[Items from a data source]

···

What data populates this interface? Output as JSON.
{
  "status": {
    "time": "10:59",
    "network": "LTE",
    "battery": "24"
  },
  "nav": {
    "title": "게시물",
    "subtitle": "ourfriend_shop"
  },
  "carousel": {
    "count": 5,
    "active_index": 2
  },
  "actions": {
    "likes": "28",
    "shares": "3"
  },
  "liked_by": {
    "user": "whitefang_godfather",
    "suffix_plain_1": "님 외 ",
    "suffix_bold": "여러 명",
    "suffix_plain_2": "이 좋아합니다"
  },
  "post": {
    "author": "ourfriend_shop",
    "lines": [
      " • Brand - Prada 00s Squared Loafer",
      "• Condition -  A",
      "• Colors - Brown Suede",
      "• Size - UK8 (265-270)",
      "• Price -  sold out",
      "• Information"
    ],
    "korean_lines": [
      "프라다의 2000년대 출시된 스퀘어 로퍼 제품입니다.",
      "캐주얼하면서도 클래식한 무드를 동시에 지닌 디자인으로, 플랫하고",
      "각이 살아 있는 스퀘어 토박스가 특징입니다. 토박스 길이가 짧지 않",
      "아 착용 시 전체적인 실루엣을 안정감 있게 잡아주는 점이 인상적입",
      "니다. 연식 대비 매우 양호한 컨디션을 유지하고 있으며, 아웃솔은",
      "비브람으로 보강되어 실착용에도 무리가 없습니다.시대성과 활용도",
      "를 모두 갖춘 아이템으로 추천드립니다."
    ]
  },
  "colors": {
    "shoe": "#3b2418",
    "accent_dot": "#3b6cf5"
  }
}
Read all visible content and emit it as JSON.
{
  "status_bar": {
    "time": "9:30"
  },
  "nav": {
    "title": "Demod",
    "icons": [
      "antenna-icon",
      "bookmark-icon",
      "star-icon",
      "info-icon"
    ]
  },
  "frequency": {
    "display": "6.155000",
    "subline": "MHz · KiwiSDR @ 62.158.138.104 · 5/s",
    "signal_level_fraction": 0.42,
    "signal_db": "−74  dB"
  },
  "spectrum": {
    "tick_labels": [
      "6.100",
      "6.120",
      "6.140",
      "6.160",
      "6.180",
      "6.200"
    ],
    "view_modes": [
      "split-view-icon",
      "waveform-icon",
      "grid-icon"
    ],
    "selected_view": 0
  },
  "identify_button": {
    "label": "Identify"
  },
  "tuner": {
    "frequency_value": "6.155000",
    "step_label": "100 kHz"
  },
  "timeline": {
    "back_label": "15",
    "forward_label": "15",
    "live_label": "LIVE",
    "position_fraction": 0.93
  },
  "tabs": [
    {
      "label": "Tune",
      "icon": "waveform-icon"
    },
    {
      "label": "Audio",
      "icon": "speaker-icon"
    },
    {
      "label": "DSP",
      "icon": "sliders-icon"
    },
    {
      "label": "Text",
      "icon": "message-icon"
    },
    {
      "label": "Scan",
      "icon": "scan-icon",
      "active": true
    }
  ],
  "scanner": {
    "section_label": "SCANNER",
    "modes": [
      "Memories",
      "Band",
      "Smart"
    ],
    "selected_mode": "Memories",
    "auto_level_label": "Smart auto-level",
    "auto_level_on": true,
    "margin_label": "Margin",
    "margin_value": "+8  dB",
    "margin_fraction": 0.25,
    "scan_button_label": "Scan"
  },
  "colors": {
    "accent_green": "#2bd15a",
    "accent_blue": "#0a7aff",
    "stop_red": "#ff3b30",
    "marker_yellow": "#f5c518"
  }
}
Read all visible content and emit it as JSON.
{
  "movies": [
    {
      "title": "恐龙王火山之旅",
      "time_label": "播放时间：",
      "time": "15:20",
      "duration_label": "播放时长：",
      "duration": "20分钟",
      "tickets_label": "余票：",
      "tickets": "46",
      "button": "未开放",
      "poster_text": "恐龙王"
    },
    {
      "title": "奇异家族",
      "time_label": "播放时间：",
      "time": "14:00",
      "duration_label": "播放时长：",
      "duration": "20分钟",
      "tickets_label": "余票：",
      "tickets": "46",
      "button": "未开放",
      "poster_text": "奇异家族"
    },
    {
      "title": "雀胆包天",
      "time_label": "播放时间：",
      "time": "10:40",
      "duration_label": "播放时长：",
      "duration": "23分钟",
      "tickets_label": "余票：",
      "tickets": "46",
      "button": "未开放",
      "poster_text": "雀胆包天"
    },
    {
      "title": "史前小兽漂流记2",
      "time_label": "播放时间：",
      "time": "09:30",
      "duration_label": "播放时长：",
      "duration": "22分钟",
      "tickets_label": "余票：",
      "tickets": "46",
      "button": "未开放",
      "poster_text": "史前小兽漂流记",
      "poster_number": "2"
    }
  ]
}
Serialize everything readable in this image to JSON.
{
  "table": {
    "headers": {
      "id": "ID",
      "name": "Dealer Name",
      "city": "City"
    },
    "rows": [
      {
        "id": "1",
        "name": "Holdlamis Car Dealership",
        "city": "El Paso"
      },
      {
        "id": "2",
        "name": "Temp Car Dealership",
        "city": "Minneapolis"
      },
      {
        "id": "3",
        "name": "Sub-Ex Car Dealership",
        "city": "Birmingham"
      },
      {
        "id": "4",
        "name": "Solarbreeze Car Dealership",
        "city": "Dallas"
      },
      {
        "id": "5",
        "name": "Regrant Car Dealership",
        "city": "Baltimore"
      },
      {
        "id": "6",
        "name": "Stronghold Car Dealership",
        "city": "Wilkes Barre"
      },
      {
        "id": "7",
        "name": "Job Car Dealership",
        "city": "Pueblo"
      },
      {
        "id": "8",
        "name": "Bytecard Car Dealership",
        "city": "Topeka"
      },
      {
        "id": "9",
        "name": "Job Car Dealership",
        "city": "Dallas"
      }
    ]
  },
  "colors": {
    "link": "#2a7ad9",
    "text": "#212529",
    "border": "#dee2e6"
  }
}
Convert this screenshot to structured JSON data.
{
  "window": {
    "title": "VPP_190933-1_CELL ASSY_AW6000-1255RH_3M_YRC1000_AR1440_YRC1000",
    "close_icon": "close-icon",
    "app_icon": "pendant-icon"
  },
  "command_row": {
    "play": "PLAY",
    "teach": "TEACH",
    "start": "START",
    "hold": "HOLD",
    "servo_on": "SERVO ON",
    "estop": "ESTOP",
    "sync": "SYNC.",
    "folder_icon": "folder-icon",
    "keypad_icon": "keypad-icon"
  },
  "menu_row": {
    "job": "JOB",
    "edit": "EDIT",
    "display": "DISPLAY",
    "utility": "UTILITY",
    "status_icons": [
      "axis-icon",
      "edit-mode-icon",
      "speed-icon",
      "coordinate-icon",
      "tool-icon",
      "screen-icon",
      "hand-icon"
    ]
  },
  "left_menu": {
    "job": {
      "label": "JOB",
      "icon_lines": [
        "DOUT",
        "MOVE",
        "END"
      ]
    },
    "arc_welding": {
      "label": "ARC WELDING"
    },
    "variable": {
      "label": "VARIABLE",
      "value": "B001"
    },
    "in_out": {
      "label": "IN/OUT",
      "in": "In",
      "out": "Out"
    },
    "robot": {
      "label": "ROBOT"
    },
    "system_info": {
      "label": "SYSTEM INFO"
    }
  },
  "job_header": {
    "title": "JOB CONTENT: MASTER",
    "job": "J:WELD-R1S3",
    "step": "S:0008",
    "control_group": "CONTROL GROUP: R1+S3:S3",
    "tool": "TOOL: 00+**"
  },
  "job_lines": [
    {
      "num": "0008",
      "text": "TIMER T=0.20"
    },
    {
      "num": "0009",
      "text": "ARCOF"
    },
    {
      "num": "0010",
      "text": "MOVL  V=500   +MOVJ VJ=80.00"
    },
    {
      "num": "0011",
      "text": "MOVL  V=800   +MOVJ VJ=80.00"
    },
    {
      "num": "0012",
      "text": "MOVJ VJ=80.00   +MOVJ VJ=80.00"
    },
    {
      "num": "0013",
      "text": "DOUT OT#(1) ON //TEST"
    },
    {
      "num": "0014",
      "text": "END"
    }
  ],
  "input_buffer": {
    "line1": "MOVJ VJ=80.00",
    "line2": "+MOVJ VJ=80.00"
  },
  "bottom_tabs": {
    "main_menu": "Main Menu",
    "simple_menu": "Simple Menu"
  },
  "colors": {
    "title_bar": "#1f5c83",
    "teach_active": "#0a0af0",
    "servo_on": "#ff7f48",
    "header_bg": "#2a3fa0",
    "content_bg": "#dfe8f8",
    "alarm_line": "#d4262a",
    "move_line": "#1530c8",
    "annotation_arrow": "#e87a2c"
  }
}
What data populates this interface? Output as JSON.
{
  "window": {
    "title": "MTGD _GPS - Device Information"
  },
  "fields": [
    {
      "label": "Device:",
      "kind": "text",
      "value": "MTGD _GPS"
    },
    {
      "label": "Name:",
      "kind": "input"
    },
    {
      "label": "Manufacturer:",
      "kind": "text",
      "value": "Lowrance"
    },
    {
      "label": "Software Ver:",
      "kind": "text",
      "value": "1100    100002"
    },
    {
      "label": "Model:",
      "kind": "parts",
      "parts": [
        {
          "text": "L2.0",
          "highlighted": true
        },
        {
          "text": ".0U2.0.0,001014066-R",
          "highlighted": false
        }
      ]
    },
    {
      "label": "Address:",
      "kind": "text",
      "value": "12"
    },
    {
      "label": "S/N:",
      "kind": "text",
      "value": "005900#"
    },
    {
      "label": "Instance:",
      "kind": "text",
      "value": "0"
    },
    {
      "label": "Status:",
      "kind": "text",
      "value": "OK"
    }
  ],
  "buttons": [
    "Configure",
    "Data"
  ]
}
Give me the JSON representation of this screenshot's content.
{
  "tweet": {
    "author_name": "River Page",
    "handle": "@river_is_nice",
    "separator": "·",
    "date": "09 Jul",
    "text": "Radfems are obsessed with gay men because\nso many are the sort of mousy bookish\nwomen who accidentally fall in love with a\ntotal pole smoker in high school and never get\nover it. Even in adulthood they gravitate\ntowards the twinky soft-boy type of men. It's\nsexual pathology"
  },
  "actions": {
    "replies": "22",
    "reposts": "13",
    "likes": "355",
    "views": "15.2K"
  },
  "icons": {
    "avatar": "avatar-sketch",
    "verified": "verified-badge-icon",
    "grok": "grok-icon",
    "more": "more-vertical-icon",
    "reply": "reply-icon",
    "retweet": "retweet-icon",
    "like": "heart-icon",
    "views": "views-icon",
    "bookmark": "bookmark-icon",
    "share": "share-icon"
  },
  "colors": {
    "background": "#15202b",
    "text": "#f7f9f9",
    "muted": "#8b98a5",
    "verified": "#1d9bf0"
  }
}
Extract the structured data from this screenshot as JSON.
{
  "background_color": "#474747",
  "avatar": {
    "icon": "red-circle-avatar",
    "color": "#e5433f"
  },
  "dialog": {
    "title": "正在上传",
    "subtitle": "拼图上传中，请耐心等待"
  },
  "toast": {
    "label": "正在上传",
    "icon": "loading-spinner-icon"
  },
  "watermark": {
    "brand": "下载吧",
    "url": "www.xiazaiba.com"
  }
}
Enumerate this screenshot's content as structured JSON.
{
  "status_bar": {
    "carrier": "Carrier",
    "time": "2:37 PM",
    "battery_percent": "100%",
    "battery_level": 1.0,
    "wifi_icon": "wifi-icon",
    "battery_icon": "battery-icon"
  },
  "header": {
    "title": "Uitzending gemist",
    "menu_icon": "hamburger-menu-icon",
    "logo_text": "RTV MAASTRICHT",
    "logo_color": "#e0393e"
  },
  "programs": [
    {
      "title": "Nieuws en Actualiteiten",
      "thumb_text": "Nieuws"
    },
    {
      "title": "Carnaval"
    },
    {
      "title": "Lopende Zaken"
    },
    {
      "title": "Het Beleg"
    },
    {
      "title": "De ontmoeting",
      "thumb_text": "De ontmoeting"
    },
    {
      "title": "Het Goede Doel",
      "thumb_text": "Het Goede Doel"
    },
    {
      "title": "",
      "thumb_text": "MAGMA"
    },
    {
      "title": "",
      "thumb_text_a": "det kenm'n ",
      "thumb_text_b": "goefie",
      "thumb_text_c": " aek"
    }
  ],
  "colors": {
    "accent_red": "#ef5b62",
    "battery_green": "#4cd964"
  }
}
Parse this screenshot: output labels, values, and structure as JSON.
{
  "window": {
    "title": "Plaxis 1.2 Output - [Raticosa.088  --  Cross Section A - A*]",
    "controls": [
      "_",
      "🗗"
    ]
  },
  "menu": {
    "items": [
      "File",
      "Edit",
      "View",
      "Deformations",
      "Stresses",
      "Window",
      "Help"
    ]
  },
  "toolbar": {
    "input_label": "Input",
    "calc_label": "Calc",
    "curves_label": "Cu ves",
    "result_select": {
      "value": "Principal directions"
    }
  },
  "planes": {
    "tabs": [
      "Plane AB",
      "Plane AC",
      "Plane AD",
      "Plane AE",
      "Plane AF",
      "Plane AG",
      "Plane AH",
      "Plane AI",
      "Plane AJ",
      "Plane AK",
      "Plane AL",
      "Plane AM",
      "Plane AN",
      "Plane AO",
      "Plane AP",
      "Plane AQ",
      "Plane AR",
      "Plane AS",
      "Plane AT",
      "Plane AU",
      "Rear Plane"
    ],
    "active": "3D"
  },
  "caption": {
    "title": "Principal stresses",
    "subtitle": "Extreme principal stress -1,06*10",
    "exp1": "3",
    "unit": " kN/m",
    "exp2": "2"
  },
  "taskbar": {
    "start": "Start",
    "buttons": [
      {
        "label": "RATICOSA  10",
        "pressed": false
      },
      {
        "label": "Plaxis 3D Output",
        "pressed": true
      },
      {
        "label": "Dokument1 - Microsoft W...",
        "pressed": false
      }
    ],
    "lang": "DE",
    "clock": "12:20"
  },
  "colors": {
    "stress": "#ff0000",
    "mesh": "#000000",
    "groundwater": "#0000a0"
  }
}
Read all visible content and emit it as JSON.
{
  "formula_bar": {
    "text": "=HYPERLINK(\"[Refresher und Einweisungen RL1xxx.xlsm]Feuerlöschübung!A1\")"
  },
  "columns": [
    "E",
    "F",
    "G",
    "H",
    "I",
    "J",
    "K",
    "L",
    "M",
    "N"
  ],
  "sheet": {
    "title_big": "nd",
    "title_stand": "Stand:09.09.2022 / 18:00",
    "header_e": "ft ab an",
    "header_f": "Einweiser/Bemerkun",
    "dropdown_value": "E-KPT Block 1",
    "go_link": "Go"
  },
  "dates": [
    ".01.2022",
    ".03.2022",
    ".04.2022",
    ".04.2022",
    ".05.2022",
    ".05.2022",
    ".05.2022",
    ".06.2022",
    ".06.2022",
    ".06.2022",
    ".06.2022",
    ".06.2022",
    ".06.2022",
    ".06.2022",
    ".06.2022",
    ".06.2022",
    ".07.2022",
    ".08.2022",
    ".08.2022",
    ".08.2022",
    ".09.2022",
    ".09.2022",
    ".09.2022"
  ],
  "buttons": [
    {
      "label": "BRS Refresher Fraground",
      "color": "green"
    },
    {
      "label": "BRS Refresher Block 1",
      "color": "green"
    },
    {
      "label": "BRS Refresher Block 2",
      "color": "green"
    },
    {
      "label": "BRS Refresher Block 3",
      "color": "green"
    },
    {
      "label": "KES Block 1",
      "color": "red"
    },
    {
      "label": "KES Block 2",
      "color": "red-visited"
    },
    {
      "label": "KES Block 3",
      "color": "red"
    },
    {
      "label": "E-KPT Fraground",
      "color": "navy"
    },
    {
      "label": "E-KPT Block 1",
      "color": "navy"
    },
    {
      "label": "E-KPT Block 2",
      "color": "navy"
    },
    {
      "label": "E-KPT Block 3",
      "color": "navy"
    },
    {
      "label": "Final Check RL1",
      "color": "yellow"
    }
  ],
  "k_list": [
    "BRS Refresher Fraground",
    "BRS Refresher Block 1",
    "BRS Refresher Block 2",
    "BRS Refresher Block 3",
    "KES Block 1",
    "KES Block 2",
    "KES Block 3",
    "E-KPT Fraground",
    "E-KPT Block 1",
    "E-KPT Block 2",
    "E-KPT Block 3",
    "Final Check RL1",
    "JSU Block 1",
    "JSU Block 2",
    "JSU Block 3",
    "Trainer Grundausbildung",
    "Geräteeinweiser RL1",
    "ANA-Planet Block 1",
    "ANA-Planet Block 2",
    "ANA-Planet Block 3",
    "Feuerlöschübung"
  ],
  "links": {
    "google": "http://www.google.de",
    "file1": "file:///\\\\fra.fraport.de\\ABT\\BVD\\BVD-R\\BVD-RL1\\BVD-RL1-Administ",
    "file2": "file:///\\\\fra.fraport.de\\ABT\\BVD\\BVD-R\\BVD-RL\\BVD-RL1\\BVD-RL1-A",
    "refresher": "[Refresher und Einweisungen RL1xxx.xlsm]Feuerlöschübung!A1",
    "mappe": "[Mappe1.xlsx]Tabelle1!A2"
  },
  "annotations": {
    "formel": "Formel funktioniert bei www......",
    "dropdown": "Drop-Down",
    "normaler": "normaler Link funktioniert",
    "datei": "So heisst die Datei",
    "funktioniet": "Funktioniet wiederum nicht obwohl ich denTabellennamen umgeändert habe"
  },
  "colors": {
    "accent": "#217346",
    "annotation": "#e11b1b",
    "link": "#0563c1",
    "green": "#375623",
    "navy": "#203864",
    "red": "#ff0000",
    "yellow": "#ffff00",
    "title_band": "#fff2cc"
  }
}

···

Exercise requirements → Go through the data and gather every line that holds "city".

Written solution →
      "city": "City"
        "city": "El Paso"
        "city": "Minneapolis"
        "city": "Birmingham"
        "city": "Dallas"
        "city": "Baltimore"
        "city": "Wilkes Barre"
        "city": "Pueblo"
        "city": "Topeka"
        "city": "Dallas"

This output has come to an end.